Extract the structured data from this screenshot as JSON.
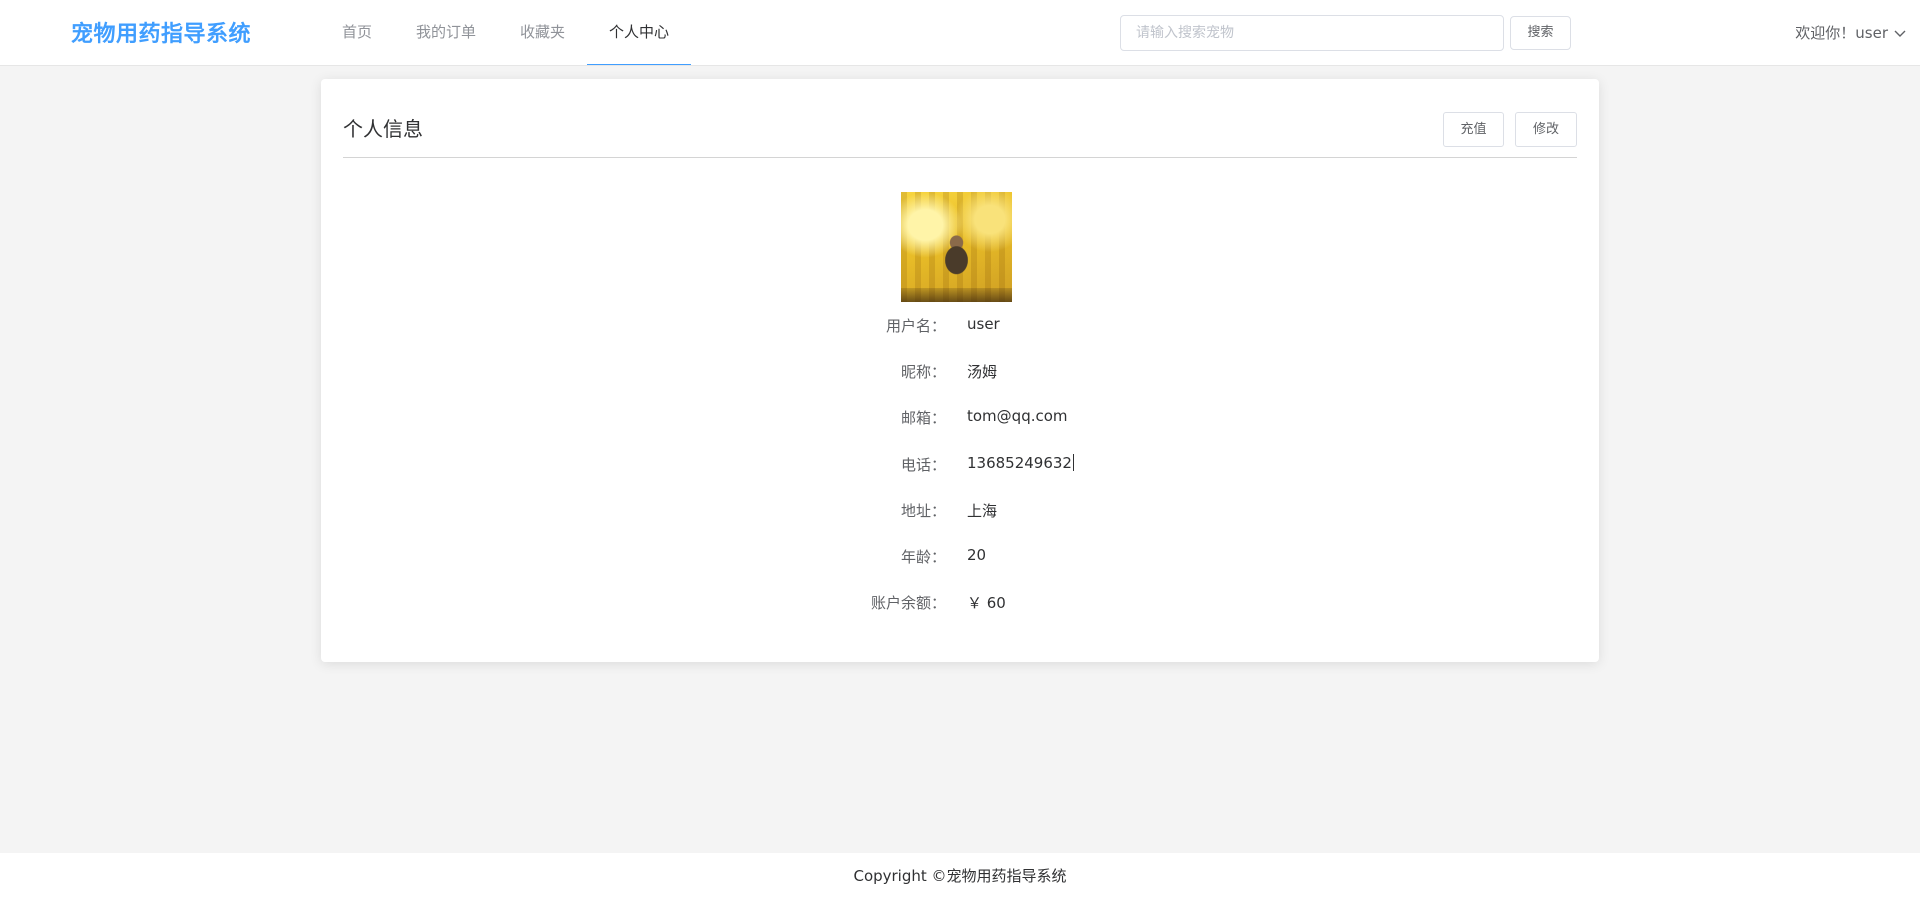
{
  "header": {
    "logo": "宠物用药指导系统",
    "nav": [
      "首页",
      "我的订单",
      "收藏夹",
      "个人中心"
    ],
    "active_nav": "个人中心",
    "search_placeholder": "请输入搜索宠物",
    "search_button": "搜索",
    "user_greeting": "欢迎你！user"
  },
  "profile": {
    "title": "个人信息",
    "recharge_button": "充值",
    "edit_button": "修改",
    "avatar": "user-avatar-photo",
    "fields": [
      {
        "label": "用户名：",
        "value": "user"
      },
      {
        "label": "昵称：",
        "value": "汤姆"
      },
      {
        "label": "邮箱：",
        "value": "tom@qq.com"
      },
      {
        "label": "电话：",
        "value": "13685249632"
      },
      {
        "label": "地址：",
        "value": "上海"
      },
      {
        "label": "年龄：",
        "value": "20"
      },
      {
        "label": "账户余额：",
        "value": "￥ 60"
      }
    ]
  },
  "footer": {
    "copyright": "Copyright ©宠物用药指导系统"
  },
  "colors": {
    "accent": "#409eff",
    "background": "#f4f4f4"
  },
  "icons": {
    "user_menu": "chevron-down-icon"
  }
}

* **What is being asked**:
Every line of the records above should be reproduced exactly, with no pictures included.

* **Exercise solution**:
Extract the structured data from this screenshot as JSON.
{
  "header": {
    "logo": "宠物用药指导系统",
    "nav": [
      "首页",
      "我的订单",
      "收藏夹",
      "个人中心"
    ],
    "active_nav": "个人中心",
    "search_placeholder": "请输入搜索宠物",
    "search_button": "搜索",
    "user_greeting": "欢迎你！user"
  },
  "profile": {
    "title": "个人信息",
    "recharge_button": "充值",
    "edit_button": "修改",
    "avatar": "user-avatar-photo",
    "fields": [
      {
        "label": "用户名：",
        "value": "user"
      },
      {
        "label": "昵称：",
        "value": "汤姆"
      },
      {
        "label": "邮箱：",
        "value": "tom@qq.com"
      },
      {
        "label": "电话：",
        "value": "13685249632"
      },
      {
        "label": "地址：",
        "value": "上海"
      },
      {
        "label": "年龄：",
        "value": "20"
      },
      {
        "label": "账户余额：",
        "value": "￥ 60"
      }
    ]
  },
  "footer": {
    "copyright": "Copyright ©宠物用药指导系统"
  },
  "colors": {
    "accent": "#409eff",
    "background": "#f4f4f4"
  },
  "icons": {
    "user_menu": "chevron-down-icon"
  }
}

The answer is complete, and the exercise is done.